Could you set down every entry below exactly as it is?

[Dataset rows describing interfaces]
# # # #

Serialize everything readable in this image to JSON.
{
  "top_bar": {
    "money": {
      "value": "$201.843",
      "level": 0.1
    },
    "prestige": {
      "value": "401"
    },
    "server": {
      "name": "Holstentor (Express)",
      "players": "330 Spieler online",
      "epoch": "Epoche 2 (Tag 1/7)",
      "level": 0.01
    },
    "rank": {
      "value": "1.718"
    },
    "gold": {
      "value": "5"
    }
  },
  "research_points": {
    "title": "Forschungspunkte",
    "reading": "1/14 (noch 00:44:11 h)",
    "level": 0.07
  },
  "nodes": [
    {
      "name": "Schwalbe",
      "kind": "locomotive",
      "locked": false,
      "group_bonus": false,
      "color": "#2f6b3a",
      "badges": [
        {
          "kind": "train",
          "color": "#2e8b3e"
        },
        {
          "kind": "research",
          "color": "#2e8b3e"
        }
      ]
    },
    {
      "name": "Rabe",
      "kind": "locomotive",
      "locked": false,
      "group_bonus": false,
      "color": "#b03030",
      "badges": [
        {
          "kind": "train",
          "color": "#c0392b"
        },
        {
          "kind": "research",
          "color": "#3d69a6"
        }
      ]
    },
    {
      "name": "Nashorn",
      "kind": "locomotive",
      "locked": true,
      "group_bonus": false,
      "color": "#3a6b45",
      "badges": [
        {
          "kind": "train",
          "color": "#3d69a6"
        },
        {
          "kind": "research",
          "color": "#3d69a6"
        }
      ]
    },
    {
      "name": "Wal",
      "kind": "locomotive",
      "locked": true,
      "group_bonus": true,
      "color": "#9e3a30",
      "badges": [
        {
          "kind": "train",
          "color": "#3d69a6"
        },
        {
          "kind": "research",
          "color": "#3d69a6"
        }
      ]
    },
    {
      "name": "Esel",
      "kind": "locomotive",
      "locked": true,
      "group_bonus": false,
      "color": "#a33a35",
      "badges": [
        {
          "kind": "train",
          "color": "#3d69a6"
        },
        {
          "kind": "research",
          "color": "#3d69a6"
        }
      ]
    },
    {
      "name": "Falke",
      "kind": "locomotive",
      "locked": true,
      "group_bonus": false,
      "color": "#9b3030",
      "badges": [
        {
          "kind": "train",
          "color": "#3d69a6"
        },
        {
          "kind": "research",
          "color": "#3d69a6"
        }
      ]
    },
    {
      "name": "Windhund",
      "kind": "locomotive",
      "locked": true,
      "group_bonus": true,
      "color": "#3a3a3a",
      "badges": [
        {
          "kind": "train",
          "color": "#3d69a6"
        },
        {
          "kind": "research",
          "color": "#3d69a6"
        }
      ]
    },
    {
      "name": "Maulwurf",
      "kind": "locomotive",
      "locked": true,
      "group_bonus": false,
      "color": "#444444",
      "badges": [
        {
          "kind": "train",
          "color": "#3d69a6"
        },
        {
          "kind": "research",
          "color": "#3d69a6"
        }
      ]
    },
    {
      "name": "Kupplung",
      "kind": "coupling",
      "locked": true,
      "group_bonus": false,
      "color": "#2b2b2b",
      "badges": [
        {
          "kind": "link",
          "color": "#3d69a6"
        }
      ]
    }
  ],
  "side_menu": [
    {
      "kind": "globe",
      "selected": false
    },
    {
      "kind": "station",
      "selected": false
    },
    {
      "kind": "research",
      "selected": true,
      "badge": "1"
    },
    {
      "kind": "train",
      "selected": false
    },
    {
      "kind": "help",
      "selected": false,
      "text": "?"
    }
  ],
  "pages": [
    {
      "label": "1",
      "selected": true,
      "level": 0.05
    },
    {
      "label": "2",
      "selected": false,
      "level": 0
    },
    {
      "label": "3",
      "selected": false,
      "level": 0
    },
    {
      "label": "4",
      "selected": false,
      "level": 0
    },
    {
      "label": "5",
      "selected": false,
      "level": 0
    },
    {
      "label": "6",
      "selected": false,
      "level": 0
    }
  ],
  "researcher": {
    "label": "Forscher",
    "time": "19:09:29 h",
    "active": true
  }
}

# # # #

YOUR SOLUTION:
Serialize everything readable in this image to JSON.
{
  "top_bar": {
    "money": {
      "value": "$201.843",
      "level": 0.1
    },
    "prestige": {
      "value": "401"
    },
    "server": {
      "name": "Holstentor (Express)",
      "players": "330 Spieler online",
      "epoch": "Epoche 2 (Tag 1/7)",
      "level": 0.01
    },
    "rank": {
      "value": "1.718"
    },
    "gold": {
      "value": "5"
    }
  },
  "research_points": {
    "title": "Forschungspunkte",
    "reading": "1/14 (noch 00:44:11 h)",
    "level": 0.07
  },
  "nodes": [
    {
      "name": "Schwalbe",
      "kind": "locomotive",
      "locked": false,
      "group_bonus": false,
      "color": "#2f6b3a",
      "badges": [
        {
          "kind": "train",
          "color": "#2e8b3e"
        },
        {
          "kind": "research",
          "color": "#2e8b3e"
        }
      ]
    },
    {
      "name": "Rabe",
      "kind": "locomotive",
      "locked": false,
      "group_bonus": false,
      "color": "#b03030",
      "badges": [
        {
          "kind": "train",
          "color": "#c0392b"
        },
        {
          "kind": "research",
          "color": "#3d69a6"
        }
      ]
    },
    {
      "name": "Nashorn",
      "kind": "locomotive",
      "locked": true,
      "group_bonus": false,
      "color": "#3a6b45",
      "badges": [
        {
          "kind": "train",
          "color": "#3d69a6"
        },
        {
          "kind": "research",
          "color": "#3d69a6"
        }
      ]
    },
    {
      "name": "Wal",
      "kind": "locomotive",
      "locked": true,
      "group_bonus": true,
      "color": "#9e3a30",
      "badges": [
        {
          "kind": "train",
          "color": "#3d69a6"
        },
        {
          "kind": "research",
          "color": "#3d69a6"
        }
      ]
    },
    {
      "name": "Esel",
      "kind": "locomotive",
      "locked": true,
      "group_bonus": false,
      "color": "#a33a35",
      "badges": [
        {
          "kind": "train",
          "color": "#3d69a6"
        },
        {
          "kind": "research",
          "color": "#3d69a6"
        }
      ]
    },
    {
      "name": "Falke",
      "kind": "locomotive",
      "locked": true,
      "group_bonus": false,
      "color": "#9b3030",
      "badges": [
        {
          "kind": "train",
          "color": "#3d69a6"
        },
        {
          "kind": "research",
          "color": "#3d69a6"
        }
      ]
    },
    {
      "name": "Windhund",
      "kind": "locomotive",
      "locked": true,
      "group_bonus": true,
      "color": "#3a3a3a",
      "badges": [
        {
          "kind": "train",
          "color": "#3d69a6"
        },
        {
          "kind": "research",
          "color": "#3d69a6"
        }
      ]
    },
    {
      "name": "Maulwurf",
      "kind": "locomotive",
      "locked": true,
      "group_bonus": false,
      "color": "#444444",
      "badges": [
        {
          "kind": "train",
          "color": "#3d69a6"
        },
        {
          "kind": "research",
          "color": "#3d69a6"
        }
      ]
    },
    {
      "name": "Kupplung",
      "kind": "coupling",
      "locked": true,
      "group_bonus": false,
      "color": "#2b2b2b",
      "badges": [
        {
          "kind": "link",
          "color": "#3d69a6"
        }
      ]
    }
  ],
  "side_menu": [
    {
      "kind": "globe",
      "selected": false
    },
    {
      "kind": "station",
      "selected": false
    },
    {
      "kind": "research",
      "selected": true,
      "badge": "1"
    },
    {
      "kind": "train",
      "selected": false
    },
    {
      "kind": "help",
      "selected": false,
      "text": "?"
    }
  ],
  "pages": [
    {
      "label": "1",
      "selected": true,
      "level": 0.05
    },
    {
      "label": "2",
      "selected": false,
      "level": 0
    },
    {
      "label": "3",
      "selected": false,
      "level": 0
    },
    {
      "label": "4",
      "selected": false,
      "level": 0
    },
    {
      "label": "5",
      "selected": false,
      "level": 0
    },
    {
      "label": "6",
      "selected": false,
      "level": 0
    }
  ],
  "researcher": {
    "label": "Forscher",
    "time": "19:09:29 h",
    "active": true
  }
}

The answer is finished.